Over the years I have developed a keen interest in the psychology of evil. Psychological scientists of all sorts, but particularly social, clinical, and personality psychologists, have recently turned their attention to the study of human violence and cruelty. Some of this work focuses on evil committed in groups, such as mass murder and genocide, whereas other research looks more at the sorts of individuals who often perpetrate evil acts (e.g., psychopaths). I have pursued this interest in my own reading and for the past few years have taught a course on the psychology of evil as often as possible.

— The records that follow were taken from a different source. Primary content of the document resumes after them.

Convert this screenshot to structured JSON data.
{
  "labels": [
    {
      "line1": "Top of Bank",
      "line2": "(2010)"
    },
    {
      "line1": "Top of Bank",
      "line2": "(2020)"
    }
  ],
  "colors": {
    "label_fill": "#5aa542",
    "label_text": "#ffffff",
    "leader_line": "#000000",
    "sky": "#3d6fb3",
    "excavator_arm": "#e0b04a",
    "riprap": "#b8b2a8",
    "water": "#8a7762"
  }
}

My experiences teaching this course led me to present a poster on teaching the psychology of evil at a national conference for teachers of psychology.
As a clinical psychologist, I still maintain intense interest in the latest research on mood and anxiety disorders. I am particularly interested in the links between these two types of disorders. The emergence of a “unified treatment protocol” for these disorders is an exciting development that promises to revolutionize our understanding of the major causal factors in these conditions. In addition, this emerging view of anxiety and mood disorders has significant implications for treatment approaches.
I am a huge football fan, both at the college and pro levels, and avidly follow each throughout the year. The Kansas City Chiefs are my favorite pro team, so I am well-acquainted with disappointment.
I also have a passion for crime fiction, so much of the time I am reading a crime novel. Some of my favorite authors include Robert Crais, Raymond Chandler, P. J. Parrish, T. Jefferson Parker, H. Terrell Griffin, and psychologist Jonathan Kellerman.